• Data for this exercise

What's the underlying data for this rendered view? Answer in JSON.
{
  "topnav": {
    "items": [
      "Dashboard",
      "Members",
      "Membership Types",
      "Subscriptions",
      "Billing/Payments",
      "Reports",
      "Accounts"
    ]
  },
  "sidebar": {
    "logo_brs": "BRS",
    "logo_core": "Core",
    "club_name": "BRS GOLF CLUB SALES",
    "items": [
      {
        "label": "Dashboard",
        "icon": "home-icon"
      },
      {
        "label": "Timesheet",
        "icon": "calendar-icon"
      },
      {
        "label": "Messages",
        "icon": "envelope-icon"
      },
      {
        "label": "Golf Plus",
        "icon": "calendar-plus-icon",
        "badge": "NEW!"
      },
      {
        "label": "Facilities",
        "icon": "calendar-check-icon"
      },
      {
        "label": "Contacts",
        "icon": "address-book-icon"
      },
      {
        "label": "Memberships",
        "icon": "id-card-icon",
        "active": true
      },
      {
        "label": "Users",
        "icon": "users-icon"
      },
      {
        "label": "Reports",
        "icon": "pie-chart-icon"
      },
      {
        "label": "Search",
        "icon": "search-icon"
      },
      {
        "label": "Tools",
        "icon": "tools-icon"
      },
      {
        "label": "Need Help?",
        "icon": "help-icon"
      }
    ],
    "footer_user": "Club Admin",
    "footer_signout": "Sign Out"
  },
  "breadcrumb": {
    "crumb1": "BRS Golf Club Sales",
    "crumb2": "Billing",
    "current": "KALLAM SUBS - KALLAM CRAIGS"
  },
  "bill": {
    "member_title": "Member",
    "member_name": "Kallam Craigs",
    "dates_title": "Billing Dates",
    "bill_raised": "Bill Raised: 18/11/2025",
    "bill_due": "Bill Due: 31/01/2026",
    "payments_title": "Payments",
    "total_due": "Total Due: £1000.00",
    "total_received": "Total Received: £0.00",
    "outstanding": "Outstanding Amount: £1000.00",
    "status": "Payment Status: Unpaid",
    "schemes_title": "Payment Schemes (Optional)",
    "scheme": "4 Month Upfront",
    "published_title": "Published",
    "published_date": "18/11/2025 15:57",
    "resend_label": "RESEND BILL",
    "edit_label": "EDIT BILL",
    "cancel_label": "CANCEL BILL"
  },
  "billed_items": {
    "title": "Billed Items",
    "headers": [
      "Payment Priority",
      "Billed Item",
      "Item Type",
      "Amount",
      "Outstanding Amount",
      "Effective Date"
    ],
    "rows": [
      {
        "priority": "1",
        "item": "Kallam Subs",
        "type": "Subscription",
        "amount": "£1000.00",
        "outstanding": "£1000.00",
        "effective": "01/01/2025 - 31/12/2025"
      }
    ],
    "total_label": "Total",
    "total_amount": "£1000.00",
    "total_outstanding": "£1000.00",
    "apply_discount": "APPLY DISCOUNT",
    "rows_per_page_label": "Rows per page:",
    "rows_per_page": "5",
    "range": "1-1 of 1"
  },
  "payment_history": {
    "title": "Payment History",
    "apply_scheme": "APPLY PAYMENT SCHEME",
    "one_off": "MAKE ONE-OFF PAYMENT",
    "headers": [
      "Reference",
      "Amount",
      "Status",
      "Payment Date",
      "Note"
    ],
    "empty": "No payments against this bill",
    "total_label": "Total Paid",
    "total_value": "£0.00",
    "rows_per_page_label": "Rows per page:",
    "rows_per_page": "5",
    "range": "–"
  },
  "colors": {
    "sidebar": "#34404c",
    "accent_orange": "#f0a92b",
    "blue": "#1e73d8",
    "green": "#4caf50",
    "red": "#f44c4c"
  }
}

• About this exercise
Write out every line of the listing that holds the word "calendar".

• Answer below
        "icon": "calendar-icon"
        "icon": "calendar-plus-icon",
        "icon": "calendar-check-icon"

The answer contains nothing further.